··· RECORDS FOR THIS TASK ···

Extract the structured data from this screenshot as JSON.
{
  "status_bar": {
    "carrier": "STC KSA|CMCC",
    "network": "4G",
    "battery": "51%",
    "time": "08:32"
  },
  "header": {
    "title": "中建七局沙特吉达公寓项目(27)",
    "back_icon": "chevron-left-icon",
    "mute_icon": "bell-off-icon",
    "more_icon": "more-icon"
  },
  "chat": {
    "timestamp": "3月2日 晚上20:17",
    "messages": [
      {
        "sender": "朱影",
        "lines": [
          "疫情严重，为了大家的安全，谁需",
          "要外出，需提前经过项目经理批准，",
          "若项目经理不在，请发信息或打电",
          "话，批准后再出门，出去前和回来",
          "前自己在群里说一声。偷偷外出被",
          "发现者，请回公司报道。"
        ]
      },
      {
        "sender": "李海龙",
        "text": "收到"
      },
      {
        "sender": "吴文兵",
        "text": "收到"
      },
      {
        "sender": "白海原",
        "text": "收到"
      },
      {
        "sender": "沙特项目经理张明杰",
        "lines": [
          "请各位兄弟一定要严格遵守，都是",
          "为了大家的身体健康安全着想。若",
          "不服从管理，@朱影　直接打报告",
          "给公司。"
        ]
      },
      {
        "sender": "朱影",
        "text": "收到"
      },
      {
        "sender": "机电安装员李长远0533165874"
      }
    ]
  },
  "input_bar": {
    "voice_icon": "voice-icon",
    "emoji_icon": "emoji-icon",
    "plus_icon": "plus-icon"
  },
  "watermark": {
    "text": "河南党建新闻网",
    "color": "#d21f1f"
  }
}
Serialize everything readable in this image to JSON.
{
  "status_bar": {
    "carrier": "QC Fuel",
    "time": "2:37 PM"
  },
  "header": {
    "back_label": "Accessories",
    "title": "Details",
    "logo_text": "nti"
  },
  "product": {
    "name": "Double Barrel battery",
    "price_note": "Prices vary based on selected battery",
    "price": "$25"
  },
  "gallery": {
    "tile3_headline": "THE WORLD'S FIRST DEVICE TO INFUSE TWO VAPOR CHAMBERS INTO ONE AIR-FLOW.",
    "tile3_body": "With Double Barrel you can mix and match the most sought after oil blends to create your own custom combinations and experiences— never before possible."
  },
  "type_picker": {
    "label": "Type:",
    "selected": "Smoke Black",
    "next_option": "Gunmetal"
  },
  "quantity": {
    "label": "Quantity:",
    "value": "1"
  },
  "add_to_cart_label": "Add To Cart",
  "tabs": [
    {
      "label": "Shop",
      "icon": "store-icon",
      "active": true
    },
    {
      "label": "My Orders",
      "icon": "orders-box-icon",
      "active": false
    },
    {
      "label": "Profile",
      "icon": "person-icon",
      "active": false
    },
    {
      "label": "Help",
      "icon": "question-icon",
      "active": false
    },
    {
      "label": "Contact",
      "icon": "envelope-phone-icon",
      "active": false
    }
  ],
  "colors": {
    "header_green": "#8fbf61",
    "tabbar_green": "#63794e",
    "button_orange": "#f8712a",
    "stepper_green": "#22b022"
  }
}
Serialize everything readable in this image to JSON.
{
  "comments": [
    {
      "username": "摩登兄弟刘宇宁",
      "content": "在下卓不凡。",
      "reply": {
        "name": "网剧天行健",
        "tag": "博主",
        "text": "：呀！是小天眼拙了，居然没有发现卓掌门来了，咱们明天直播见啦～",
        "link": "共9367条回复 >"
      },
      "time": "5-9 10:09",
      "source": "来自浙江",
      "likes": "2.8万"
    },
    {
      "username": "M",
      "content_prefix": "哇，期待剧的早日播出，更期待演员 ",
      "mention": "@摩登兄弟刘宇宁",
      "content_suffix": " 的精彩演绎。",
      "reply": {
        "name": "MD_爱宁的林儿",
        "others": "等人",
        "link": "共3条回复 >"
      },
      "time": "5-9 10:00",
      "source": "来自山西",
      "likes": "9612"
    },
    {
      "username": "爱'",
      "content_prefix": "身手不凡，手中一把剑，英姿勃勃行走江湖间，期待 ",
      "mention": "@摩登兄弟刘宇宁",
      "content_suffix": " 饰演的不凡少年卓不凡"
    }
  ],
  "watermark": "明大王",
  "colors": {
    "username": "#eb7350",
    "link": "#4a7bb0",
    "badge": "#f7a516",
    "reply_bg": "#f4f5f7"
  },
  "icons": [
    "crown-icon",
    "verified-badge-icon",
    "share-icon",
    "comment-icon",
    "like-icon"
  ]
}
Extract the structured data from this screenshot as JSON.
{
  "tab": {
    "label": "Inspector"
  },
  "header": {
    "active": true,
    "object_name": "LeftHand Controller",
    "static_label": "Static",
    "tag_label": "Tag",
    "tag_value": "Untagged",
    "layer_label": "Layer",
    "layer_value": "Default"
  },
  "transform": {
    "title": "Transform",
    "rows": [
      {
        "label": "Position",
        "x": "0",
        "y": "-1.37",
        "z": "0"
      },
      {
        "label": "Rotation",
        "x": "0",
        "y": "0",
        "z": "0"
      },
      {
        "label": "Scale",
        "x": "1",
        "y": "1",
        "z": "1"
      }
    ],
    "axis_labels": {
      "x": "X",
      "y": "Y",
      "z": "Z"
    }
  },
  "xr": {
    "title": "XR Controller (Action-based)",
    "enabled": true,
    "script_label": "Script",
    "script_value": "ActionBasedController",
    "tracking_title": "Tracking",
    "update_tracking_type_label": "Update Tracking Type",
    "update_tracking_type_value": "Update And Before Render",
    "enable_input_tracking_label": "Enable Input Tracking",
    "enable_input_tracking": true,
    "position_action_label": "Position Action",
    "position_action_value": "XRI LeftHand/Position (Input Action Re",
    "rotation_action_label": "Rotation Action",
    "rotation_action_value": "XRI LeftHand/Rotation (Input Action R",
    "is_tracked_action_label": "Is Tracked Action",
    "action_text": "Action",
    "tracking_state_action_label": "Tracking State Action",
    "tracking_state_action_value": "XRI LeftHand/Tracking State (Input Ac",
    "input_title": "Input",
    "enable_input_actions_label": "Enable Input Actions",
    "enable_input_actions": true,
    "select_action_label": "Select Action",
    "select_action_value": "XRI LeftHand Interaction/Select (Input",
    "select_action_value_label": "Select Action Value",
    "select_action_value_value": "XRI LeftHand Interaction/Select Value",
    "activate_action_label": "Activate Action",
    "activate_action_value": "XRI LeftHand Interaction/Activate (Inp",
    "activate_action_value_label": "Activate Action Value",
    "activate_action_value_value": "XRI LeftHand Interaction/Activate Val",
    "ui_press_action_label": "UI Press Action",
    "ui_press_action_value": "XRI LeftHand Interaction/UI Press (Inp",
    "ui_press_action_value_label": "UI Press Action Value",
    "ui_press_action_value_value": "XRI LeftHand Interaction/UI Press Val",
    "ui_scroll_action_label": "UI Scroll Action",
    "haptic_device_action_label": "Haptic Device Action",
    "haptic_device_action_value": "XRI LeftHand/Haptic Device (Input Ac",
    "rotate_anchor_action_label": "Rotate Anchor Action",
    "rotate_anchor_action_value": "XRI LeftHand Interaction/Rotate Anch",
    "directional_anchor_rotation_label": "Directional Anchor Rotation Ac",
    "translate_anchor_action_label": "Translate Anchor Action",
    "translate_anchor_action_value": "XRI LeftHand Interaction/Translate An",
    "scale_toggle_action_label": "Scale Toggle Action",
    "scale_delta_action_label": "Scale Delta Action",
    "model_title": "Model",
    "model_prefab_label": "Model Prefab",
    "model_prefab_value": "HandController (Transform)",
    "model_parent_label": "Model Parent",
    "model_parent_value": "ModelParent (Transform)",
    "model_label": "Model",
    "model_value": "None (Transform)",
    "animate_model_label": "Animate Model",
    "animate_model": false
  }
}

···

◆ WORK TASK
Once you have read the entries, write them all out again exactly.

◆ RESULT BELOW
Extract the structured data from this screenshot as JSON.
{
  "status_bar": {
    "carrier": "STC KSA|CMCC",
    "network": "4G",
    "battery": "51%",
    "time": "08:32"
  },
  "header": {
    "title": "中建七局沙特吉达公寓项目(27)",
    "back_icon": "chevron-left-icon",
    "mute_icon": "bell-off-icon",
    "more_icon": "more-icon"
  },
  "chat": {
    "timestamp": "3月2日 晚上20:17",
    "messages": [
      {
        "sender": "朱影",
        "lines": [
          "疫情严重，为了大家的安全，谁需",
          "要外出，需提前经过项目经理批准，",
          "若项目经理不在，请发信息或打电",
          "话，批准后再出门，出去前和回来",
          "前自己在群里说一声。偷偷外出被",
          "发现者，请回公司报道。"
        ]
      },
      {
        "sender": "李海龙",
        "text": "收到"
      },
      {
        "sender": "吴文兵",
        "text": "收到"
      },
      {
        "sender": "白海原",
        "text": "收到"
      },
      {
        "sender": "沙特项目经理张明杰",
        "lines": [
          "请各位兄弟一定要严格遵守，都是",
          "为了大家的身体健康安全着想。若",
          "不服从管理，@朱影　直接打报告",
          "给公司。"
        ]
      },
      {
        "sender": "朱影",
        "text": "收到"
      },
      {
        "sender": "机电安装员李长远0533165874"
      }
    ]
  },
  "input_bar": {
    "voice_icon": "voice-icon",
    "emoji_icon": "emoji-icon",
    "plus_icon": "plus-icon"
  },
  "watermark": {
    "text": "河南党建新闻网",
    "color": "#d21f1f"
  }
}
Serialize everything readable in this image to JSON.
{
  "status_bar": {
    "carrier": "QC Fuel",
    "time": "2:37 PM"
  },
  "header": {
    "back_label": "Accessories",
    "title": "Details",
    "logo_text": "nti"
  },
  "product": {
    "name": "Double Barrel battery",
    "price_note": "Prices vary based on selected battery",
    "price": "$25"
  },
  "gallery": {
    "tile3_headline": "THE WORLD'S FIRST DEVICE TO INFUSE TWO VAPOR CHAMBERS INTO ONE AIR-FLOW.",
    "tile3_body": "With Double Barrel you can mix and match the most sought after oil blends to create your own custom combinations and experiences— never before possible."
  },
  "type_picker": {
    "label": "Type:",
    "selected": "Smoke Black",
    "next_option": "Gunmetal"
  },
  "quantity": {
    "label": "Quantity:",
    "value": "1"
  },
  "add_to_cart_label": "Add To Cart",
  "tabs": [
    {
      "label": "Shop",
      "icon": "store-icon",
      "active": true
    },
    {
      "label": "My Orders",
      "icon": "orders-box-icon",
      "active": false
    },
    {
      "label": "Profile",
      "icon": "person-icon",
      "active": false
    },
    {
      "label": "Help",
      "icon": "question-icon",
      "active": false
    },
    {
      "label": "Contact",
      "icon": "envelope-phone-icon",
      "active": false
    }
  ],
  "colors": {
    "header_green": "#8fbf61",
    "tabbar_green": "#63794e",
    "button_orange": "#f8712a",
    "stepper_green": "#22b022"
  }
}
Serialize everything readable in this image to JSON.
{
  "comments": [
    {
      "username": "摩登兄弟刘宇宁",
      "content": "在下卓不凡。",
      "reply": {
        "name": "网剧天行健",
        "tag": "博主",
        "text": "：呀！是小天眼拙了，居然没有发现卓掌门来了，咱们明天直播见啦～",
        "link": "共9367条回复 >"
      },
      "time": "5-9 10:09",
      "source": "来自浙江",
      "likes": "2.8万"
    },
    {
      "username": "M",
      "content_prefix": "哇，期待剧的早日播出，更期待演员 ",
      "mention": "@摩登兄弟刘宇宁",
      "content_suffix": " 的精彩演绎。",
      "reply": {
        "name": "MD_爱宁的林儿",
        "others": "等人",
        "link": "共3条回复 >"
      },
      "time": "5-9 10:00",
      "source": "来自山西",
      "likes": "9612"
    },
    {
      "username": "爱'",
      "content_prefix": "身手不凡，手中一把剑，英姿勃勃行走江湖间，期待 ",
      "mention": "@摩登兄弟刘宇宁",
      "content_suffix": " 饰演的不凡少年卓不凡"
    }
  ],
  "watermark": "明大王",
  "colors": {
    "username": "#eb7350",
    "link": "#4a7bb0",
    "badge": "#f7a516",
    "reply_bg": "#f4f5f7"
  },
  "icons": [
    "crown-icon",
    "verified-badge-icon",
    "share-icon",
    "comment-icon",
    "like-icon"
  ]
}
Extract the structured data from this screenshot as JSON.
{
  "tab": {
    "label": "Inspector"
  },
  "header": {
    "active": true,
    "object_name": "LeftHand Controller",
    "static_label": "Static",
    "tag_label": "Tag",
    "tag_value": "Untagged",
    "layer_label": "Layer",
    "layer_value": "Default"
  },
  "transform": {
    "title": "Transform",
    "rows": [
      {
        "label": "Position",
        "x": "0",
        "y": "-1.37",
        "z": "0"
      },
      {
        "label": "Rotation",
        "x": "0",
        "y": "0",
        "z": "0"
      },
      {
        "label": "Scale",
        "x": "1",
        "y": "1",
        "z": "1"
      }
    ],
    "axis_labels": {
      "x": "X",
      "y": "Y",
      "z": "Z"
    }
  },
  "xr": {
    "title": "XR Controller (Action-based)",
    "enabled": true,
    "script_label": "Script",
    "script_value": "ActionBasedController",
    "tracking_title": "Tracking",
    "update_tracking_type_label": "Update Tracking Type",
    "update_tracking_type_value": "Update And Before Render",
    "enable_input_tracking_label": "Enable Input Tracking",
    "enable_input_tracking": true,
    "position_action_label": "Position Action",
    "position_action_value": "XRI LeftHand/Position (Input Action Re",
    "rotation_action_label": "Rotation Action",
    "rotation_action_value": "XRI LeftHand/Rotation (Input Action R",
    "is_tracked_action_label": "Is Tracked Action",
    "action_text": "Action",
    "tracking_state_action_label": "Tracking State Action",
    "tracking_state_action_value": "XRI LeftHand/Tracking State (Input Ac",
    "input_title": "Input",
    "enable_input_actions_label": "Enable Input Actions",
    "enable_input_actions": true,
    "select_action_label": "Select Action",
    "select_action_value": "XRI LeftHand Interaction/Select (Input",
    "select_action_value_label": "Select Action Value",
    "select_action_value_value": "XRI LeftHand Interaction/Select Value",
    "activate_action_label": "Activate Action",
    "activate_action_value": "XRI LeftHand Interaction/Activate (Inp",
    "activate_action_value_label": "Activate Action Value",
    "activate_action_value_value": "XRI LeftHand Interaction/Activate Val",
    "ui_press_action_label": "UI Press Action",
    "ui_press_action_value": "XRI LeftHand Interaction/UI Press (Inp",
    "ui_press_action_value_label": "UI Press Action Value",
    "ui_press_action_value_value": "XRI LeftHand Interaction/UI Press Val",
    "ui_scroll_action_label": "UI Scroll Action",
    "haptic_device_action_label": "Haptic Device Action",
    "haptic_device_action_value": "XRI LeftHand/Haptic Device (Input Ac",
    "rotate_anchor_action_label": "Rotate Anchor Action",
    "rotate_anchor_action_value": "XRI LeftHand Interaction/Rotate Anch",
    "directional_anchor_rotation_label": "Directional Anchor Rotation Ac",
    "translate_anchor_action_label": "Translate Anchor Action",
    "translate_anchor_action_value": "XRI LeftHand Interaction/Translate An",
    "scale_toggle_action_label": "Scale Toggle Action",
    "scale_delta_action_label": "Scale Delta Action",
    "model_title": "Model",
    "model_prefab_label": "Model Prefab",
    "model_prefab_value": "HandController (Transform)",
    "model_parent_label": "Model Parent",
    "model_parent_value": "ModelParent (Transform)",
    "model_label": "Model",
    "model_value": "None (Transform)",
    "animate_model_label": "Animate Model",
    "animate_model": false
  }
}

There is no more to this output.